The debut of the Icethetics Cover Story has been fun. I enjoyed stepping outside the bounds of North America to take a look at some new hockey jerseys filled with deep meaning and representative of the national pride felt by hockey fans worldwide.
In the end, the designs both surprised and underwhelmed. Impressed and disappointed. And just like the games in which they're about the compete, some teams were winners. Others were not.
I'm excited to see these teams finally hit the ice next weekend. For now, we'll wrap up with our 2014 Olympic jersey rankings. Mine are on the left. Yours are on the right.
- Czech Republic Two creative jerseys and no complaints about either.
- United States That crest is timeless and beautiful.
- Canada Asymmetrical sleeves and head-to-toe black alternate uniform lost them some points.
- Slovakia National anthem stripes are a nice touch.
- Russia Great creativity on the white; great patriotism on the red.
- Finland Blue looks great, not sure the flag jersey works here.
- Sweden Could use a few stripes.
- Germany Proof that great jerseys don't need any white.
- Slovenia Colors and striping stand out in this crowd of great jerseys.
- Switzerland That red jersey is very red. Stripe embellishment is clever though.
- Latvia Compared to the rest of the group, a little bland.
- Austria Lacks personality and distinction from the Swiss.
- Norway What can I say? I'm not a sucker for tradition.
- Japan Wasted potential.
I'm sure you'll disagree with my picks, so make yours in the poll on the right.
Pick your favorite jerseys, then see what the rest of the Icethetics community thinks.
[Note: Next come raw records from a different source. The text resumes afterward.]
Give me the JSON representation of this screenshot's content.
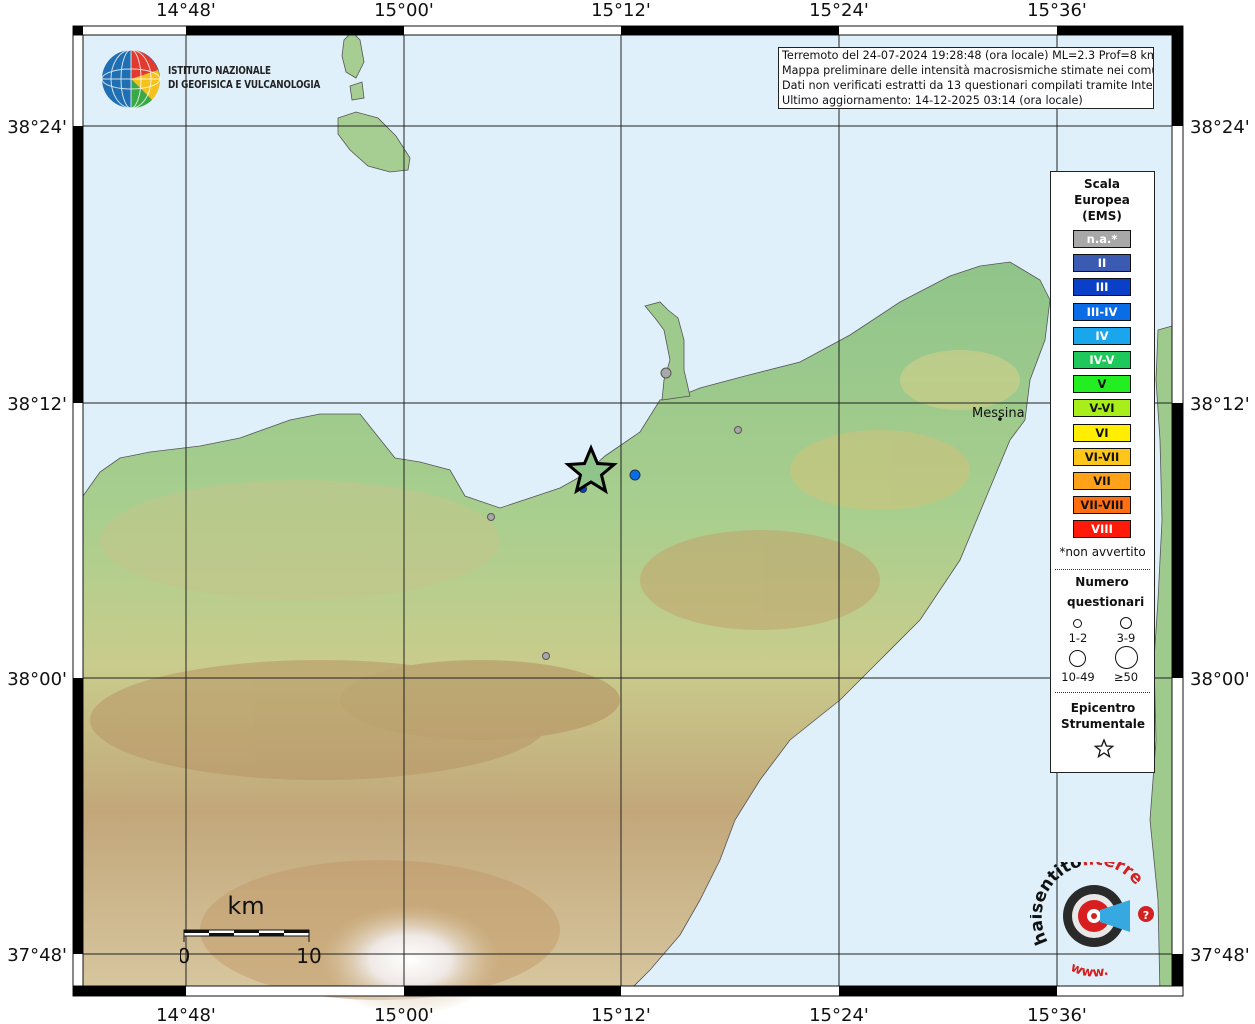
{
  "info_box": {
    "line1": "Terremoto del 24-07-2024 19:28:48 (ora locale) ML=2.3 Prof=8 km",
    "line2": "Mappa preliminare delle intensità macrosismiche stimate nei comuni",
    "line3": "Dati non verificati estratti da 13 questionari compilati tramite Internet.",
    "line4": "Ultimo aggiornamento: 14-12-2025 03:14 (ora locale)"
  },
  "institute": {
    "line1": "ISTITUTO NAZIONALE",
    "line2": "DI GEOFISICA E VULCANOLOGIA"
  },
  "axes": {
    "lon_labels": [
      "14°48'",
      "15°00'",
      "15°12'",
      "15°24'",
      "15°36'"
    ],
    "lat_labels": [
      "38°24'",
      "38°12'",
      "38°00'",
      "37°48'"
    ]
  },
  "places": {
    "city": "Messina"
  },
  "legend": {
    "title": "Scala Europea (EMS)",
    "scale": [
      {
        "label": "n.a.*",
        "color": "#a8a8a8"
      },
      {
        "label": "II",
        "color": "#3b5bb3"
      },
      {
        "label": "III",
        "color": "#0a3fc7"
      },
      {
        "label": "III-IV",
        "color": "#0a6ce6"
      },
      {
        "label": "IV",
        "color": "#1aa6ec"
      },
      {
        "label": "IV-V",
        "color": "#1ec85a"
      },
      {
        "label": "V",
        "color": "#22ee22"
      },
      {
        "label": "V-VI",
        "color": "#a8ee1a"
      },
      {
        "label": "VI",
        "color": "#ffee00"
      },
      {
        "label": "VI-VII",
        "color": "#ffc61a"
      },
      {
        "label": "VII",
        "color": "#ffa21a"
      },
      {
        "label": "VII-VIII",
        "color": "#ff6e10"
      },
      {
        "label": "VIII",
        "color": "#ff1a0a"
      }
    ],
    "note": "*non avvertito",
    "count_title": "Numero questionari",
    "count_classes": [
      "1-2",
      "3-9",
      "10-49",
      "≥50"
    ],
    "epicenter_title": "Epicentro Strumentale"
  },
  "observations": [
    {
      "ems": "n.a.*",
      "questionnaires": "1-2"
    },
    {
      "ems": "n.a.*",
      "questionnaires": "1-2"
    },
    {
      "ems": "n.a.*",
      "questionnaires": "1-2"
    },
    {
      "ems": "n.a.*",
      "questionnaires": "1-2"
    },
    {
      "ems": "III-IV",
      "questionnaires": "3-9"
    },
    {
      "ems": "III",
      "questionnaires": "1-2"
    }
  ],
  "scalebar": {
    "unit": "km",
    "start": "0",
    "end": "10"
  },
  "haisentito": {
    "text1": "haisentito",
    "text2": "ilterremoto.it",
    "url": "www."
  }
}
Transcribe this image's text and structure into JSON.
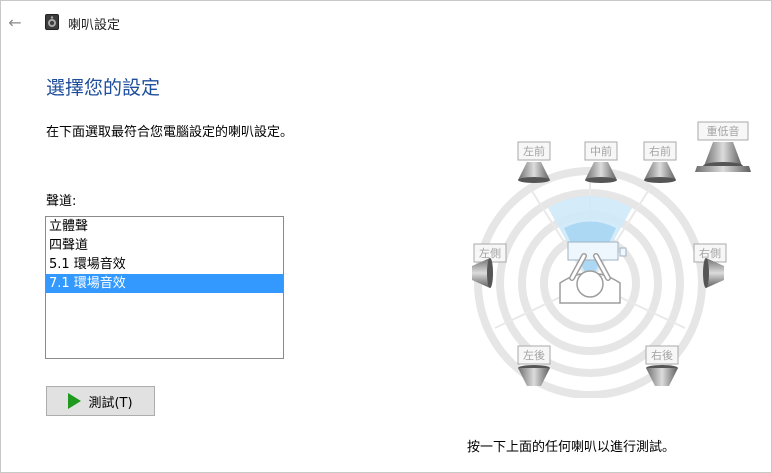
{
  "window": {
    "title": "喇叭設定"
  },
  "page": {
    "heading": "選擇您的設定",
    "instruction": "在下面選取最符合您電腦設定的喇叭設定。",
    "channels_label": "聲道:",
    "hint": "按一下上面的任何喇叭以進行測試。"
  },
  "channels": {
    "items": [
      {
        "label": "立體聲",
        "selected": false
      },
      {
        "label": "四聲道",
        "selected": false
      },
      {
        "label": "5.1 環場音效",
        "selected": false
      },
      {
        "label": "7.1 環場音效",
        "selected": true
      }
    ]
  },
  "test_button": {
    "label": "測試(T)"
  },
  "speakers": {
    "front_left": "左前",
    "center": "中前",
    "front_right": "右前",
    "subwoofer": "重低音",
    "side_left": "左側",
    "side_right": "右側",
    "rear_left": "左後",
    "rear_right": "右後"
  },
  "colors": {
    "heading": "#1e4e9c",
    "selection": "#3399ff",
    "play_icon": "#1f9a1f"
  }
}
If you've got more to add to this subject, the comments are waiting just below. In a couple of weeks, as the Games are winding down, we'll compare these jerseys with Olympic uniforms of the past.